Records shown —
• • •

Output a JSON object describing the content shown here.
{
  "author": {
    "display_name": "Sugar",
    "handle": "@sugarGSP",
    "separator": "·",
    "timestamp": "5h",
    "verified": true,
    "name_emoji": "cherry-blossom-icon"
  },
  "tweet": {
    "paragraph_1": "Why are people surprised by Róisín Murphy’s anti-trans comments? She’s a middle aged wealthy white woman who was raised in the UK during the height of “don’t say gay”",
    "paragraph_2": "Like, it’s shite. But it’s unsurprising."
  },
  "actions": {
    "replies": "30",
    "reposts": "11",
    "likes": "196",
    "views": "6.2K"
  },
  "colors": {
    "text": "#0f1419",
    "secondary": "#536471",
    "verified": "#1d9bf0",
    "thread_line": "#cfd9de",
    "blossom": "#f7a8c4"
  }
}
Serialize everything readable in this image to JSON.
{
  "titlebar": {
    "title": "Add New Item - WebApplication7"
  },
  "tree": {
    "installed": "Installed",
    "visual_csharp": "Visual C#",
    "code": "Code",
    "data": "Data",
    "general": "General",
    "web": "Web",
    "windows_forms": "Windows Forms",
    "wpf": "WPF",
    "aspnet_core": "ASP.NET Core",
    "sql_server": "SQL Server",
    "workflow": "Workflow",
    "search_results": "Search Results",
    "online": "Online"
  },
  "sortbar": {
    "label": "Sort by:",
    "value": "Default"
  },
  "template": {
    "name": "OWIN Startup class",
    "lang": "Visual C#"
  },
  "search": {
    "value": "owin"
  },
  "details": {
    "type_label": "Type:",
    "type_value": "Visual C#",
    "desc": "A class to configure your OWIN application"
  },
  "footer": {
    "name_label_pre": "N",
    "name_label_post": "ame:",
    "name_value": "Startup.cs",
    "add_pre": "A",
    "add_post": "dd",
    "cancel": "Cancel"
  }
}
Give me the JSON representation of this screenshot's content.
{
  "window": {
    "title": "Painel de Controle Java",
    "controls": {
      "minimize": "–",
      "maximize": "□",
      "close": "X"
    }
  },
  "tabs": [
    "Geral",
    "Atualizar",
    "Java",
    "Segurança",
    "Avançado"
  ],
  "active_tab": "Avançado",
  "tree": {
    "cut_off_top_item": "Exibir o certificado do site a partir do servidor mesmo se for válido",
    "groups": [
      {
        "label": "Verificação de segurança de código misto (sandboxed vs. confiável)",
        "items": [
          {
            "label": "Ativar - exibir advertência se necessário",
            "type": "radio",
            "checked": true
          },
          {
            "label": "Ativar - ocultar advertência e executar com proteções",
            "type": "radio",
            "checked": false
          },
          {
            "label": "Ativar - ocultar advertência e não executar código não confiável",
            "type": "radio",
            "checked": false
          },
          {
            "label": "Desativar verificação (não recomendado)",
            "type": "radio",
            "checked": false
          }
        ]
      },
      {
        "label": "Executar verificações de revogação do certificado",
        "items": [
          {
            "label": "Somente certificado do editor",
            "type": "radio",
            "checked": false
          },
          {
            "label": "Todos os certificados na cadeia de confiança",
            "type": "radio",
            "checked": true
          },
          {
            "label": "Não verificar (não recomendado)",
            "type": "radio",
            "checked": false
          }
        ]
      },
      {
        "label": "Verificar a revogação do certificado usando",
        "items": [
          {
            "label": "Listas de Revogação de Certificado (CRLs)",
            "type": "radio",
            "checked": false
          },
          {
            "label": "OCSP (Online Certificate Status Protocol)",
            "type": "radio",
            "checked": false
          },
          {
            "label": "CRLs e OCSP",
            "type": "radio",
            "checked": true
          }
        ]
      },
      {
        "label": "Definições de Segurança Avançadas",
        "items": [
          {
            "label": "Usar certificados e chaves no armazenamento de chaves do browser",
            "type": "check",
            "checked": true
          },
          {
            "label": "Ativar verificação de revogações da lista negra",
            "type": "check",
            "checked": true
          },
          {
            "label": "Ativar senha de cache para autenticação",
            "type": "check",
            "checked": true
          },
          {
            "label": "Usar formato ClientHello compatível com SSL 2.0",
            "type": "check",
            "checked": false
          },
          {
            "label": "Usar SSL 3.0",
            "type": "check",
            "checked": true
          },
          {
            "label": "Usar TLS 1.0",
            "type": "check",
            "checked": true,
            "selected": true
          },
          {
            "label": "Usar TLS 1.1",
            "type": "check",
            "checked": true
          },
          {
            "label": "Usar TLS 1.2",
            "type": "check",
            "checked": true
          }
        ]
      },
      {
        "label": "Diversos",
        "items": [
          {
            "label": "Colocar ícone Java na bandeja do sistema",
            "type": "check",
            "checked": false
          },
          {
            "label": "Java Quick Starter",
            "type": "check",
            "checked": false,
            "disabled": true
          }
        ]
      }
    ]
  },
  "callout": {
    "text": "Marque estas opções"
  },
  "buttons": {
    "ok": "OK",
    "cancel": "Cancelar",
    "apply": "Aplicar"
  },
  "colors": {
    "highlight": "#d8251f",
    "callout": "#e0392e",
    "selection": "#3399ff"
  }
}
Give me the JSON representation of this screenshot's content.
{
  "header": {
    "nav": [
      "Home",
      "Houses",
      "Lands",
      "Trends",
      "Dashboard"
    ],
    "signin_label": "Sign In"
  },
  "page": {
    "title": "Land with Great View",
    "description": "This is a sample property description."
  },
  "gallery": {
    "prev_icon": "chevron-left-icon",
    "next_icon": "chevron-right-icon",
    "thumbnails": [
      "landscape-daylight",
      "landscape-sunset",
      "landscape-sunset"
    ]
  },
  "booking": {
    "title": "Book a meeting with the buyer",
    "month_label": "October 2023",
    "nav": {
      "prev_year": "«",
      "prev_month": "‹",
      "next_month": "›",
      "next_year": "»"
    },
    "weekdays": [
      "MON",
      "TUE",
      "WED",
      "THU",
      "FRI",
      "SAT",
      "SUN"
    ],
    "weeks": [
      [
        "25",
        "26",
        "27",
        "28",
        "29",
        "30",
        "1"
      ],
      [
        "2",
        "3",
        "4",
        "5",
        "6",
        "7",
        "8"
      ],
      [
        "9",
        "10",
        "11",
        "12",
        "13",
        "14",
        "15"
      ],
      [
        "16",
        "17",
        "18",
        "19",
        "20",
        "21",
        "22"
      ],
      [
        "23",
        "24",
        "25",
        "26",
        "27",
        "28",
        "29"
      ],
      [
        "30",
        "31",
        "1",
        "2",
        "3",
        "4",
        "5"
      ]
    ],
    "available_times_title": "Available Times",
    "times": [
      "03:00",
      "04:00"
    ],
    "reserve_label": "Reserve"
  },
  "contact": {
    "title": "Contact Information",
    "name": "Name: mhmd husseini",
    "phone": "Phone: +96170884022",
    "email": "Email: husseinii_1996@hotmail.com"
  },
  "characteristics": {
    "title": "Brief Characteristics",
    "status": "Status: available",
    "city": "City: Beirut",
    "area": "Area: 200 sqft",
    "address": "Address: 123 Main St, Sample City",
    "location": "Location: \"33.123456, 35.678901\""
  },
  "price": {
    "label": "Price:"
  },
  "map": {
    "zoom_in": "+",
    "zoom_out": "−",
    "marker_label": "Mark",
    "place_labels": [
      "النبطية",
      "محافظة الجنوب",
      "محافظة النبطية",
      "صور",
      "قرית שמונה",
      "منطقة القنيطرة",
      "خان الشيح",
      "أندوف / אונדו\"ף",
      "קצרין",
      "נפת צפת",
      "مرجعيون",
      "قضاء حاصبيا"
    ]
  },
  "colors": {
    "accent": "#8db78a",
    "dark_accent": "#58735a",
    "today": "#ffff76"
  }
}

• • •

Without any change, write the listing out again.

Result of the task —
Output a JSON object describing the content shown here.
{
  "author": {
    "display_name": "Sugar",
    "handle": "@sugarGSP",
    "separator": "·",
    "timestamp": "5h",
    "verified": true,
    "name_emoji": "cherry-blossom-icon"
  },
  "tweet": {
    "paragraph_1": "Why are people surprised by Róisín Murphy’s anti-trans comments? She’s a middle aged wealthy white woman who was raised in the UK during the height of “don’t say gay”",
    "paragraph_2": "Like, it’s shite. But it’s unsurprising."
  },
  "actions": {
    "replies": "30",
    "reposts": "11",
    "likes": "196",
    "views": "6.2K"
  },
  "colors": {
    "text": "#0f1419",
    "secondary": "#536471",
    "verified": "#1d9bf0",
    "thread_line": "#cfd9de",
    "blossom": "#f7a8c4"
  }
}
Serialize everything readable in this image to JSON.
{
  "titlebar": {
    "title": "Add New Item - WebApplication7"
  },
  "tree": {
    "installed": "Installed",
    "visual_csharp": "Visual C#",
    "code": "Code",
    "data": "Data",
    "general": "General",
    "web": "Web",
    "windows_forms": "Windows Forms",
    "wpf": "WPF",
    "aspnet_core": "ASP.NET Core",
    "sql_server": "SQL Server",
    "workflow": "Workflow",
    "search_results": "Search Results",
    "online": "Online"
  },
  "sortbar": {
    "label": "Sort by:",
    "value": "Default"
  },
  "template": {
    "name": "OWIN Startup class",
    "lang": "Visual C#"
  },
  "search": {
    "value": "owin"
  },
  "details": {
    "type_label": "Type:",
    "type_value": "Visual C#",
    "desc": "A class to configure your OWIN application"
  },
  "footer": {
    "name_label_pre": "N",
    "name_label_post": "ame:",
    "name_value": "Startup.cs",
    "add_pre": "A",
    "add_post": "dd",
    "cancel": "Cancel"
  }
}
Give me the JSON representation of this screenshot's content.
{
  "window": {
    "title": "Painel de Controle Java",
    "controls": {
      "minimize": "–",
      "maximize": "□",
      "close": "X"
    }
  },
  "tabs": [
    "Geral",
    "Atualizar",
    "Java",
    "Segurança",
    "Avançado"
  ],
  "active_tab": "Avançado",
  "tree": {
    "cut_off_top_item": "Exibir o certificado do site a partir do servidor mesmo se for válido",
    "groups": [
      {
        "label": "Verificação de segurança de código misto (sandboxed vs. confiável)",
        "items": [
          {
            "label": "Ativar - exibir advertência se necessário",
            "type": "radio",
            "checked": true
          },
          {
            "label": "Ativar - ocultar advertência e executar com proteções",
            "type": "radio",
            "checked": false
          },
          {
            "label": "Ativar - ocultar advertência e não executar código não confiável",
            "type": "radio",
            "checked": false
          },
          {
            "label": "Desativar verificação (não recomendado)",
            "type": "radio",
            "checked": false
          }
        ]
      },
      {
        "label": "Executar verificações de revogação do certificado",
        "items": [
          {
            "label": "Somente certificado do editor",
            "type": "radio",
            "checked": false
          },
          {
            "label": "Todos os certificados na cadeia de confiança",
            "type": "radio",
            "checked": true
          },
          {
            "label": "Não verificar (não recomendado)",
            "type": "radio",
            "checked": false
          }
        ]
      },
      {
        "label": "Verificar a revogação do certificado usando",
        "items": [
          {
            "label": "Listas de Revogação de Certificado (CRLs)",
            "type": "radio",
            "checked": false
          },
          {
            "label": "OCSP (Online Certificate Status Protocol)",
            "type": "radio",
            "checked": false
          },
          {
            "label": "CRLs e OCSP",
            "type": "radio",
            "checked": true
          }
        ]
      },
      {
        "label": "Definições de Segurança Avançadas",
        "items": [
          {
            "label": "Usar certificados e chaves no armazenamento de chaves do browser",
            "type": "check",
            "checked": true
          },
          {
            "label": "Ativar verificação de revogações da lista negra",
            "type": "check",
            "checked": true
          },
          {
            "label": "Ativar senha de cache para autenticação",
            "type": "check",
            "checked": true
          },
          {
            "label": "Usar formato ClientHello compatível com SSL 2.0",
            "type": "check",
            "checked": false
          },
          {
            "label": "Usar SSL 3.0",
            "type": "check",
            "checked": true
          },
          {
            "label": "Usar TLS 1.0",
            "type": "check",
            "checked": true,
            "selected": true
          },
          {
            "label": "Usar TLS 1.1",
            "type": "check",
            "checked": true
          },
          {
            "label": "Usar TLS 1.2",
            "type": "check",
            "checked": true
          }
        ]
      },
      {
        "label": "Diversos",
        "items": [
          {
            "label": "Colocar ícone Java na bandeja do sistema",
            "type": "check",
            "checked": false
          },
          {
            "label": "Java Quick Starter",
            "type": "check",
            "checked": false,
            "disabled": true
          }
        ]
      }
    ]
  },
  "callout": {
    "text": "Marque estas opções"
  },
  "buttons": {
    "ok": "OK",
    "cancel": "Cancelar",
    "apply": "Aplicar"
  },
  "colors": {
    "highlight": "#d8251f",
    "callout": "#e0392e",
    "selection": "#3399ff"
  }
}
Give me the JSON representation of this screenshot's content.
{
  "header": {
    "nav": [
      "Home",
      "Houses",
      "Lands",
      "Trends",
      "Dashboard"
    ],
    "signin_label": "Sign In"
  },
  "page": {
    "title": "Land with Great View",
    "description": "This is a sample property description."
  },
  "gallery": {
    "prev_icon": "chevron-left-icon",
    "next_icon": "chevron-right-icon",
    "thumbnails": [
      "landscape-daylight",
      "landscape-sunset",
      "landscape-sunset"
    ]
  },
  "booking": {
    "title": "Book a meeting with the buyer",
    "month_label": "October 2023",
    "nav": {
      "prev_year": "«",
      "prev_month": "‹",
      "next_month": "›",
      "next_year": "»"
    },
    "weekdays": [
      "MON",
      "TUE",
      "WED",
      "THU",
      "FRI",
      "SAT",
      "SUN"
    ],
    "weeks": [
      [
        "25",
        "26",
        "27",
        "28",
        "29",
        "30",
        "1"
      ],
      [
        "2",
        "3",
        "4",
        "5",
        "6",
        "7",
        "8"
      ],
      [
        "9",
        "10",
        "11",
        "12",
        "13",
        "14",
        "15"
      ],
      [
        "16",
        "17",
        "18",
        "19",
        "20",
        "21",
        "22"
      ],
      [
        "23",
        "24",
        "25",
        "26",
        "27",
        "28",
        "29"
      ],
      [
        "30",
        "31",
        "1",
        "2",
        "3",
        "4",
        "5"
      ]
    ],
    "available_times_title": "Available Times",
    "times": [
      "03:00",
      "04:00"
    ],
    "reserve_label": "Reserve"
  },
  "contact": {
    "title": "Contact Information",
    "name": "Name: mhmd husseini",
    "phone": "Phone: +96170884022",
    "email": "Email: husseinii_1996@hotmail.com"
  },
  "characteristics": {
    "title": "Brief Characteristics",
    "status": "Status: available",
    "city": "City: Beirut",
    "area": "Area: 200 sqft",
    "address": "Address: 123 Main St, Sample City",
    "location": "Location: \"33.123456, 35.678901\""
  },
  "price": {
    "label": "Price:"
  },
  "map": {
    "zoom_in": "+",
    "zoom_out": "−",
    "marker_label": "Mark",
    "place_labels": [
      "النبطية",
      "محافظة الجنوب",
      "محافظة النبطية",
      "صور",
      "قرית שמונה",
      "منطقة القنيطرة",
      "خان الشيح",
      "أندوف / אונדו\"ף",
      "קצרין",
      "נפת צפת",
      "مرجعيون",
      "قضاء حاصبيا"
    ]
  },
  "colors": {
    "accent": "#8db78a",
    "dark_accent": "#58735a",
    "today": "#ffff76"
  }
}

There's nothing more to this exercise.